While some choose to have family members or friends speak at the funeral, many families look for spiritual guidance and comfort at that time. So for them, having a clergy involved is natural. However it is not necessary to have clergy involved. It's the opportunity for expression that is important, and we can help arrange any arrangement you prefer.
What is a funeral for?
A funeral is for the living. It provides a place for family and friends to gather for support and to reminisce. It is an opportunity to celebrate the life and accomplishments of a loved one and a chance to say goodbye. The funeral identifies that a person's life has been lived, not that a death has occurred. Funerals are important in helping survivors begin the grief process.
What is Selected Independent Funeral Homes?
Selected Independent Funeral Homes' is a national organization that is composed of independently owned and operated funeral homes that have been recognized for their outstanding performance. Membership is by invitation only. In order to maintain membership a funeral home must uphold Selected Independent Funeral Homes' high membership standards for quality funeral service. The SIFH organization uses surveys to monitor a funeral homes reputation, character, service and facilities. Part of the funeral homes ongoing membership requirement is to send these surveys, which are returned directly to the SIFH organization, to the families they have assisted.
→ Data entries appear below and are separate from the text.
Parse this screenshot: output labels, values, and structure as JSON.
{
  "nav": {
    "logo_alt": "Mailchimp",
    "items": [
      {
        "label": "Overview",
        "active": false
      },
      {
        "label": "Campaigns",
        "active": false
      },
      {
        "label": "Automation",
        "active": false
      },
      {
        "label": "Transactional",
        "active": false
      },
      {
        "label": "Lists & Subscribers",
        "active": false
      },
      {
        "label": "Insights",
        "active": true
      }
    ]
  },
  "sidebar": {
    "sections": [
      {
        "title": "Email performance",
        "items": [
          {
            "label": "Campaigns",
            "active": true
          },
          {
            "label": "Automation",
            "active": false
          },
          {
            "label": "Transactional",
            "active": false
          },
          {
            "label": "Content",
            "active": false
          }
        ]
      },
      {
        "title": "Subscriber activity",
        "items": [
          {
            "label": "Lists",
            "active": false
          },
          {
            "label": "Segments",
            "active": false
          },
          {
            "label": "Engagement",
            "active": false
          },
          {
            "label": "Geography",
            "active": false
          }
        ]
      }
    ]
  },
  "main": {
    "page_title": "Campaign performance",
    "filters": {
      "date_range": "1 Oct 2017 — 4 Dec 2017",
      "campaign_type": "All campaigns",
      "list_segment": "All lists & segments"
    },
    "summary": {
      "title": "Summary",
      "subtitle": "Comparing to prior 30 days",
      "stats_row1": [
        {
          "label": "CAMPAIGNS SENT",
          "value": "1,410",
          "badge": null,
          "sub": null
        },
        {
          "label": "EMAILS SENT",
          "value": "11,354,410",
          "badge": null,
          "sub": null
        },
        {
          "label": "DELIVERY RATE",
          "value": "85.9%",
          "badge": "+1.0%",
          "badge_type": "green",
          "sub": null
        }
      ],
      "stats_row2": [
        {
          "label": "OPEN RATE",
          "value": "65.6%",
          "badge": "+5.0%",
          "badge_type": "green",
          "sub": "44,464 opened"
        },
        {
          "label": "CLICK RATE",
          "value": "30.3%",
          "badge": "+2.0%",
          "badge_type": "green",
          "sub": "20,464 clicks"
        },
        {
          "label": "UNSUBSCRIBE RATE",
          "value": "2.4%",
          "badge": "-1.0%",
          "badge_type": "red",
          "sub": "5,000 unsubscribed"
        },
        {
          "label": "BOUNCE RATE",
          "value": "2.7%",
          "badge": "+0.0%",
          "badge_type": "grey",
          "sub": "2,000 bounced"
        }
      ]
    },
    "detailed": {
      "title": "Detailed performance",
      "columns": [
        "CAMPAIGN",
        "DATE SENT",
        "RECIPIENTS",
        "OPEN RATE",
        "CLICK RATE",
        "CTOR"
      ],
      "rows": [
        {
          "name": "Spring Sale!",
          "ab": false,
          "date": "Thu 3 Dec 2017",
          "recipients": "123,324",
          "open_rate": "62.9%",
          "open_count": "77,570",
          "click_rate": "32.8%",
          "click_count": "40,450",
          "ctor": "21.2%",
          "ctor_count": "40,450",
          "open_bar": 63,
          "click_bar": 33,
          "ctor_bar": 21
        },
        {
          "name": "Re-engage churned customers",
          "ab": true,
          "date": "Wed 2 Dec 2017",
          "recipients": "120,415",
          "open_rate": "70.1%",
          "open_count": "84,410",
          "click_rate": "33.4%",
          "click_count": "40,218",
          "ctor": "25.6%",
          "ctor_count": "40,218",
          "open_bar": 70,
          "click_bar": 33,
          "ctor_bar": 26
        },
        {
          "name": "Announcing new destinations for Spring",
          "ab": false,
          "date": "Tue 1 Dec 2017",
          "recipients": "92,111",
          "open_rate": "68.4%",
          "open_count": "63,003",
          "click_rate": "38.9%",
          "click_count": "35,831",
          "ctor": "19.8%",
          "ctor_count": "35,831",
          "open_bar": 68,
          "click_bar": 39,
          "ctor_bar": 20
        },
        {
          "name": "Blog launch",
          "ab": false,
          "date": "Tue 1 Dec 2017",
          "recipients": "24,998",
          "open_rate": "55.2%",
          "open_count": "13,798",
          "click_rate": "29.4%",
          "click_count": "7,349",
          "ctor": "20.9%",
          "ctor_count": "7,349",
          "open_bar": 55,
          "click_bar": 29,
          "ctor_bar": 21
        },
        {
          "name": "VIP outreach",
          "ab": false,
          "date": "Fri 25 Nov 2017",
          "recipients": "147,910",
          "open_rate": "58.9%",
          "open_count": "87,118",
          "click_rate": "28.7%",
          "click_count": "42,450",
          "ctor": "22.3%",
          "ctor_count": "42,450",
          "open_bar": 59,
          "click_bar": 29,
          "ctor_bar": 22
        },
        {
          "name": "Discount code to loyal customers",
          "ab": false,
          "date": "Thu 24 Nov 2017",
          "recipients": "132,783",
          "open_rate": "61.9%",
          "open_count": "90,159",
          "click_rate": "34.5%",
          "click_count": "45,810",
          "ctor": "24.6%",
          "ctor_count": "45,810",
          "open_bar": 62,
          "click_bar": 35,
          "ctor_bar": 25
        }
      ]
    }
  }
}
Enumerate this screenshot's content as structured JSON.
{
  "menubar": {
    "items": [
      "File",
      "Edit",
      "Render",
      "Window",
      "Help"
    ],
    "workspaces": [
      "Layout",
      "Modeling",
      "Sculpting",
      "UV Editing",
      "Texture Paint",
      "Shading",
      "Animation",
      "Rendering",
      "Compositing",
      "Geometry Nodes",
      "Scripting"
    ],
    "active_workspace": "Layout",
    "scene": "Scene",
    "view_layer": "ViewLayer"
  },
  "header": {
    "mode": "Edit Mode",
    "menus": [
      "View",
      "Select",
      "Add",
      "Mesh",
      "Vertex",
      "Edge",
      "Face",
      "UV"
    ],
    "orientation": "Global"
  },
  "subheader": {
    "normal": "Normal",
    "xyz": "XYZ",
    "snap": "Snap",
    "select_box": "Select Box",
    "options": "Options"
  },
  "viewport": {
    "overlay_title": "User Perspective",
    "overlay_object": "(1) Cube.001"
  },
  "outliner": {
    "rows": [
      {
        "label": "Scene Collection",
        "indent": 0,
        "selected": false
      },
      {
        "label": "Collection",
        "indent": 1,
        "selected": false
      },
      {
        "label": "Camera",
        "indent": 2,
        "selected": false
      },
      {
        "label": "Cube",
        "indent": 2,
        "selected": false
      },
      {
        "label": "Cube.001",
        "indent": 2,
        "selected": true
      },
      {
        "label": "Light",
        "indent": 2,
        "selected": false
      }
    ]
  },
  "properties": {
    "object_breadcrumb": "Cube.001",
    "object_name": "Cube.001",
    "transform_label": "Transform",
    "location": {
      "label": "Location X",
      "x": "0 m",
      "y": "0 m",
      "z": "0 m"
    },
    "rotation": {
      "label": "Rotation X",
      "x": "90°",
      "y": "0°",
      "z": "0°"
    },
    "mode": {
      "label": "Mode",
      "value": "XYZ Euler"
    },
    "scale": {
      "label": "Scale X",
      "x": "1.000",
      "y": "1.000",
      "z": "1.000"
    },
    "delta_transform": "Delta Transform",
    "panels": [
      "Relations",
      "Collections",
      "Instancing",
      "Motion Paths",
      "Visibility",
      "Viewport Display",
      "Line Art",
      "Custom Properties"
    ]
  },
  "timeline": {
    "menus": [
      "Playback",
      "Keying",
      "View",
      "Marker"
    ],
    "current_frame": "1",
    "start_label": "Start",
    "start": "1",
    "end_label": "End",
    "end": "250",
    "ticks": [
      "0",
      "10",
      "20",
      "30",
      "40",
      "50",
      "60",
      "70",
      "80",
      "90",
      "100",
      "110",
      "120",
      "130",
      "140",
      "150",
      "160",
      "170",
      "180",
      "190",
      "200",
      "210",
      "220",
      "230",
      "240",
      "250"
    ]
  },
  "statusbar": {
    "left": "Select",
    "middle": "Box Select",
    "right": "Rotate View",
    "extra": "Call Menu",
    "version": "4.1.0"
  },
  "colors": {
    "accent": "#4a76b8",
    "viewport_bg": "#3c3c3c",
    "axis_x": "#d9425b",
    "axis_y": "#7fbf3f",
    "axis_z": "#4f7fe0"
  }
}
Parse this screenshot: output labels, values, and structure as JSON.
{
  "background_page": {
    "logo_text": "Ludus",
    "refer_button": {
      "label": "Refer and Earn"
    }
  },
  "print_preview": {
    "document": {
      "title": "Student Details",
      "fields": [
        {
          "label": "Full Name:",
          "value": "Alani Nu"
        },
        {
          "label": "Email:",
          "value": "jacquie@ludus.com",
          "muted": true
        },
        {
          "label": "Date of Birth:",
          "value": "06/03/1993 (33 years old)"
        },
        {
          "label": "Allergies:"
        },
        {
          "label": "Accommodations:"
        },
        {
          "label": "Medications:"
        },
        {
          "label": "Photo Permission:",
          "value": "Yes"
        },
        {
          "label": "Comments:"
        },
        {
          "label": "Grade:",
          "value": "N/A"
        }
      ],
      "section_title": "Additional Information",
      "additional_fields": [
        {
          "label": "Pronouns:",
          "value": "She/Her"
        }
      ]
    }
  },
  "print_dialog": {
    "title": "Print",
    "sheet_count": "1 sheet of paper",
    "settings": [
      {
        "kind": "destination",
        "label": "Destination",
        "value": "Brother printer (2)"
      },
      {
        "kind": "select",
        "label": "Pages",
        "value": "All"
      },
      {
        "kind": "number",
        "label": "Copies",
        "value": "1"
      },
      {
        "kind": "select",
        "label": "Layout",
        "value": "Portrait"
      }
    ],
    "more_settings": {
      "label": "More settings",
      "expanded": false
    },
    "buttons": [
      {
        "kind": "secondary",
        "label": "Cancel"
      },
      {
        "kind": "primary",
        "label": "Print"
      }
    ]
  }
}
What do funeral directors do?
A funeral director is much like a special events coordinator. They assist and service people who have experienced the death of a loved one, by relieving them of many of the details. A funeral director coordinates the place and time of the visitation and funeral, as well as the different people that are involved, such as the family, minister, musicians, florists, sextons, etc. They also file the legal documentation necessary at the time of death, like the death certificate, social security forms, veteran benefit applications, and life insurance claims. A funeral director draws on their experience to help the family create a special way to celebrate the life of their loved one, while relieving them of as much stress as possible.
At the Funeral
Should we bring our children to the visitation and/or funeral?
Children are welcome. They experience many of the same feelings we all do. Like adults, children can utilize funerals as a chance to say a last good-bye within the comforting circle of family and friends. We believe that a child five or older should be given the choice to attend the funeral services of a loved one. However, it is important that time is spent answering their questions and letting them know what they can expect to see and hear while attending the funeral services. For many children it will be the first time they see many adults visibly upset. It is also important that an adult will be able to attend to them if they are upset, bored or tired. Our funeral home and local libraries have brochures and helpful videos that can provide you with answers to the questions your children might have.
When I come to the funeral home to pay my respects, what should I say to the grieving family?
The best advice we can give you is to be yourself. Visitations and funerals are a time for people to come together, share their memories, and lean on one another. You shouldn't feel like you have to say anything. Your presence is often enough to console the family. A smile and a hug go a long way.
What can I do to feel less awkward at a funeral home?
First, think of our place as what it is: a home. Spend some time looking around and find the area that is most comfortable to you. Think back on some special times you spent with your loved one and how you felt. Share those memories with the family and friends around you.